updated 2:28 PM CEST, May 24, 2023

'Issues relating to FATCA' were 'discussed' at last week's U.S.-EU Joint Financial Regulatory Forum: Joint statement

EU Parliament in Brussels Norbert Oriskó, Pixabay EU Parliament in Brussels

European Union and U.S. officials did, in fact, discuss "issues relating to the Foreign Account Tax Compliance Act (FATCA)" at a meeting of the U.S. - EU Joint Financial Regulatory Forum, as EU official had been anticipating and planning for, ahead of the Feb. 7 - 8 meeting, an official joint statement of the meeting has revealed.

Details of exactly which aspects of FATCA were discussed, how long the subject was discussed, and what if any decisions were made as a result of these talks were not, however, disclosed in the three-page statement, which was published on the U.S. Treasury's website on Monday. 

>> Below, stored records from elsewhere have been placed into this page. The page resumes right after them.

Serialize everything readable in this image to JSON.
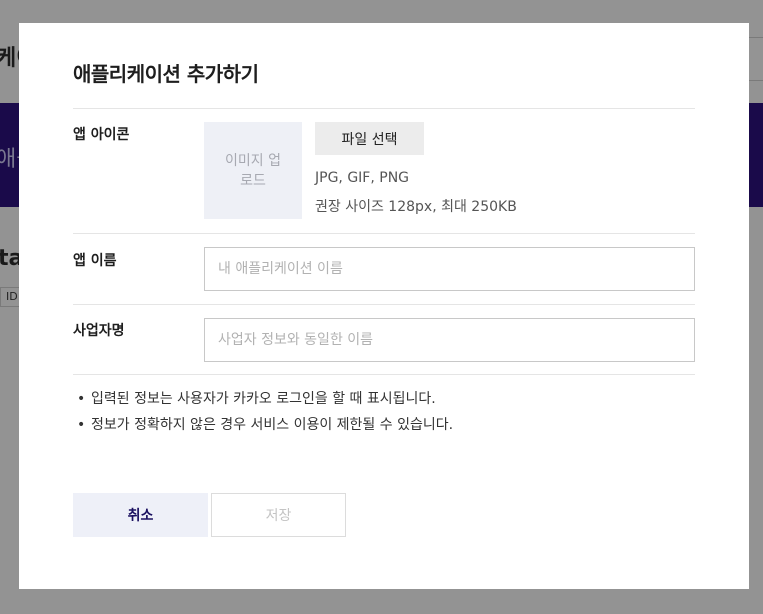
{
  "background": {
    "title_fragment": "케이",
    "band_text_fragment": "애플",
    "heading_fragment": "tal",
    "id_fragment": "ID"
  },
  "modal": {
    "title": "애플리케이션 추가하기",
    "app_icon": {
      "label": "앱 아이콘",
      "upload_text": "이미지 업로드",
      "file_button": "파일 선택",
      "formats": "JPG, GIF, PNG",
      "size_hint": "권장 사이즈 128px, 최대 250KB"
    },
    "app_name": {
      "label": "앱 이름",
      "placeholder": "내 애플리케이션 이름",
      "value": ""
    },
    "business_name": {
      "label": "사업자명",
      "placeholder": "사업자 정보와 동일한 이름",
      "value": ""
    },
    "notes": [
      "입력된 정보는 사용자가 카카오 로그인을 할 때 표시됩니다.",
      "정보가 정확하지 않은 경우 서비스 이용이 제한될 수 있습니다."
    ],
    "buttons": {
      "cancel": "취소",
      "save": "저장"
    }
  },
  "colors": {
    "overlay": "#939393",
    "brand_dark": "#1a0a4a",
    "cancel_bg": "#eef0f8",
    "cancel_text": "#1a1060"
  }
}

As reported,  EU officials had been planning to "ask about the possibility [of] a more permanent solution" to the problems that Europe's "accidental Americans" are continuing to struggle with as a result of FATCA when they met last week.

Andrea Liesenfeld, deputy head of retail financial services at the European Commission, the EU's executive body, had also revealed in advance of the talks that EU officials had also intend to ask why a recently-published IRS notice that grants relief to foreign financial institutions with respect to the FATCA requirement that they obtain the Tax Identification Number of all of their "U.S. person" clients and account-holders was only "temporary" rather than permanent – and why it was only being applied to accounts that already existed in 2014 or earlier.

It wasn't immediately known if this was, in fact, discussed. Liesenfeld has been asked to comment.

The IRS notice she was referring to was published on the next-to-last day of 2022, and as reported, was aimed at giving "temporary U.S. Taxpayer Identification Number (TIN) relief" to non-U.S. banks and other foreign financial institutions (FFIs). Many of these financial institutions report that their apparently-accidental American citizen account-holders say they're unable to provide them with such TINs (normally an individual's Social Security number), typically because they're essentially citizens of other countries who happen to have been born in the U.S., and until recently hadn't needed these TINs. 

Joint statement mentions FATCA 'once'

The three-page joint statement published on Monday featured the words "Foreign Account Tax Compliance Act," and the acronym "FATCA," just once each.

The document's 19th sentence (out of 34) reads, in full: "Participants also discussed issues relating to the Foreign Account Tax Compliance Act (FATCA) relevant to citizens and financial firms and the recent U.S. Internal Revenue Service temporary relief to foreign financial institutions for certain pre-existing accounts."

This is followed by a sentence that addresses "capital markets" and an ongoing effort to transition away "from pael reference rates" and "efforts to promote a smooth transition away from LIBOR."

The joint statement ends: "Participants will continue to engage on these topics, as well as other topics of mutual interest, ahead of the next Forum meeting, which is expected to take place in Summer 2023."